If Cherry Creek School District is asking us to trust Principal Lundie to decide what should happen with the journalism program at Overland High School, that makes me nervous. (Far be it from me to cast aspersions on anyone's honesty, but naturally, I've made copies of the documents, just in case they vanish from Overland's servers.) (4/22 UPDATE: In fact, they did. But you can view the cited pages here.)

And the problem here is bigger than Leon Lundie. The problem is us -- all of us, and how we've come to shrug and accept the word of high school administrators so uncritically that they think they can get away with anything, and for the most part, they're right.

The only accountability for most administrators is what's written in the press -- and the only press covering those administrators on a daily basis is the student press.

The SPLC's open letter sums up the problem:

The values conveyed by journalism -- attribution, verification, fairness, accountability -- are the values that every young person needs as a citizen of the online world. Because the professional news media cannot be everywhere, our society needs candid reports from "embedded" student journalists to tell us what is going on inside of our schools.

Yet far from embracing the educational benefits of journalism, school after school has done just the opposite.

Legislators shift more and more authority into the hands of administrators, even proposing they should police what your children do at home. They reduce accountability to nil under a theory of "student privacy" so you can never find out what happens. If there is any hope for accountability, fairness, or truth in public schools, it has to come from the protection of student journalists' civil rights. And that protection has to come from us.

4/22 UPDATE: A response is now on the high school's site. Principal Lundie says, in part, "At times, in preparing and writing my communications this year, I used statements from educational sources and did not reference those sources."

That strikes me as an intentional mischaracterization of what took place. I would posit that there is a difference between failing to attribute the origin of a statement, and wholesale cutting and pasting of other peoples' work with your signature attached.

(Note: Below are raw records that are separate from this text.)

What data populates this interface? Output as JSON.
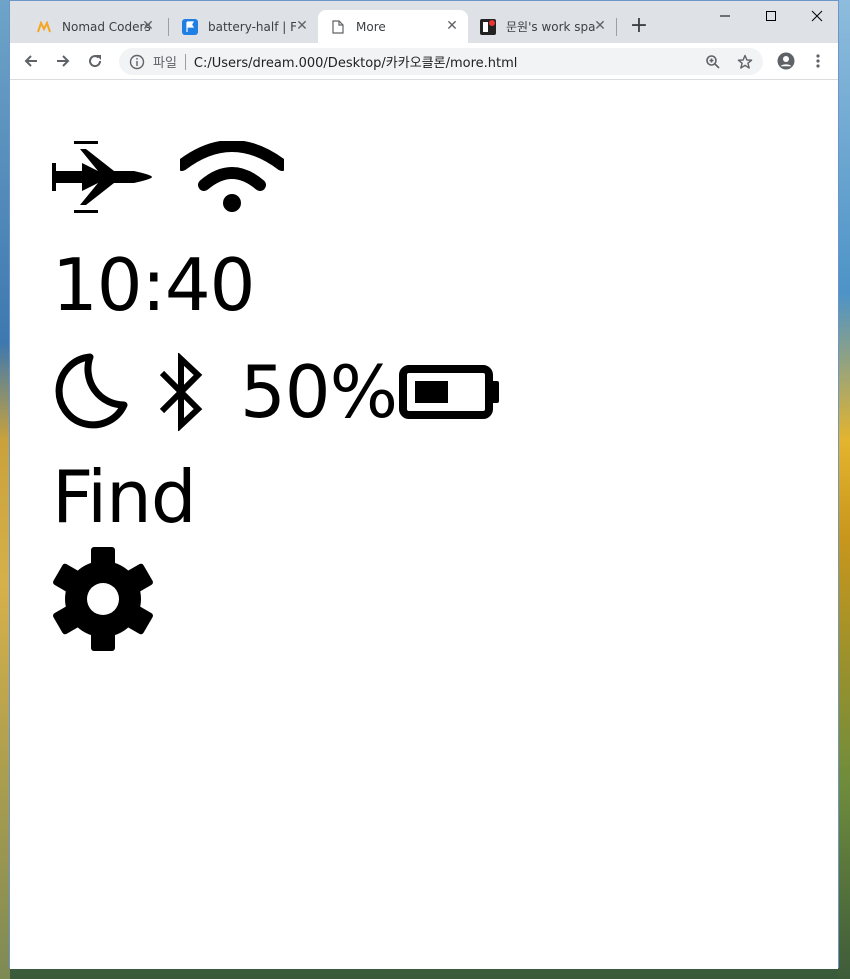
{
  "browser": {
    "tabs": [
      {
        "title": "Nomad Coders",
        "favicon": "nomad-coders-logo",
        "active": false
      },
      {
        "title": "battery-half | Fo",
        "favicon": "flag-icon",
        "active": false
      },
      {
        "title": "More",
        "favicon": "page-icon",
        "active": true
      },
      {
        "title": "문원's work spa",
        "favicon": "workspace-app-icon",
        "active": false
      }
    ],
    "close_glyph": "✕",
    "new_tab_glyph": "+",
    "address": {
      "scheme_label": "파일",
      "url": "C:/Users/dream.000/Desktop/카카오클론/more.html"
    }
  },
  "page": {
    "status_icons": [
      "airplane-icon",
      "wifi-icon"
    ],
    "time": "10:40",
    "battery_percent": "50%",
    "battery_level": 0.5,
    "find_label": "Find",
    "settings_icon": "gear-icon"
  }
}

Ultimately, this is the question: if a student turned in this work, with this level of copying, every month for a year--what would be the fate of that student? And why shouldn't we hold principals to that standard?